The Mount Isa RACQ LifeFlight Rescue crew are ready and equipped to carry out winch rescues throughout the wet season, after an action-packed day of training (Tuesday 10th December).
The rescue helicopter headed to an oval in Mount Isa, where the crew practised lowering Queensland Ambulance Service (QAS) Flight Paramedics in and out of the aircraft.
They ran through single and double person winches, as well as hoisting a patient on a stretcher.
RACQ LifeFlight Rescue Base Lead Billy McCreadie said winching is useful when a patient requires rescuing from an inaccessible location.
“We may turn to winching if an area is flooded, or if people need rescuing from rugged terrain,” Mr McCreadie said.
He said the extensive training ensures the crew will bring their skills together in the safest way possible, when they respond to emergencies.
“It’s a skill that you need to practise and it takes a lot of crew coordination to get the job done efficiently and safely.”
Queensland Ambulance Service (QAS) Critical Care Flight Paramedic Andrew Jempson said winching is a valuable skill.
“With weather events and flooding we’ve experienced up here in the past, the need for winch extraction is vital to the area in an emergency and could save a life,” he said.
The 2018-2019 financial year was a record twelve months for the Mt Isa RACQ LifeFlight Rescue base, with the crew flying 49 critical missions, valued at more than $610,000, at no cost to patients.

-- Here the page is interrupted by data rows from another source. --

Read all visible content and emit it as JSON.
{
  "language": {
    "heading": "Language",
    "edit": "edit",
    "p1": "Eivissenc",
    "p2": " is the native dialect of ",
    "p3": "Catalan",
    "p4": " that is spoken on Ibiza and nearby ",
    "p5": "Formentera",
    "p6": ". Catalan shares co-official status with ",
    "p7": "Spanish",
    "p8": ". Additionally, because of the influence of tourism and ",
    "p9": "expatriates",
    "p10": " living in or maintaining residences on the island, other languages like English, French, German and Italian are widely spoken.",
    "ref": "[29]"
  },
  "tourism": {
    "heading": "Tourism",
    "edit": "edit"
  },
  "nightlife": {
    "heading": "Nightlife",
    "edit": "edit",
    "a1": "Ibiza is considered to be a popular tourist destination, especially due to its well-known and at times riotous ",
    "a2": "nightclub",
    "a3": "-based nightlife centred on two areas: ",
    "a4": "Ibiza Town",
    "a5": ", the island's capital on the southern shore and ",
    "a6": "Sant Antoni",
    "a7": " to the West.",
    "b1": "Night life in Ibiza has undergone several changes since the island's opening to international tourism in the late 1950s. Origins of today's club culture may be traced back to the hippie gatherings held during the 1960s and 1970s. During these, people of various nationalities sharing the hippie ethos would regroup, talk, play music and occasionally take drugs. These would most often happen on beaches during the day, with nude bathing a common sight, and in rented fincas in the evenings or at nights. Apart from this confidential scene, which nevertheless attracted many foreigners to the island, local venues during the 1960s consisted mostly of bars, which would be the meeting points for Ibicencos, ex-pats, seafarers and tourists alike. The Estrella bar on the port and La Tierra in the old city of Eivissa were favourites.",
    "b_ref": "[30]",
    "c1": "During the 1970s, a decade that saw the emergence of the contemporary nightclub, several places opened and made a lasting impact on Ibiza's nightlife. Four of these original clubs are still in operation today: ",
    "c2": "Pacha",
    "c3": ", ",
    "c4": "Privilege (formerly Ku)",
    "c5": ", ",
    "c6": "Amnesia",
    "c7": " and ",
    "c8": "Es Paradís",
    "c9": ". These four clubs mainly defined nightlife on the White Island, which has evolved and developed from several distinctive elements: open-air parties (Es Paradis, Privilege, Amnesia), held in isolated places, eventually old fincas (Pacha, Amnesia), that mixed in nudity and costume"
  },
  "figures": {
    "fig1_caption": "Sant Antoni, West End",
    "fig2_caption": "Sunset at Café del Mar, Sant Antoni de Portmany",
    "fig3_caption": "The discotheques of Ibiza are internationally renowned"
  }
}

Search and rescues were the most common mission type throughout that period.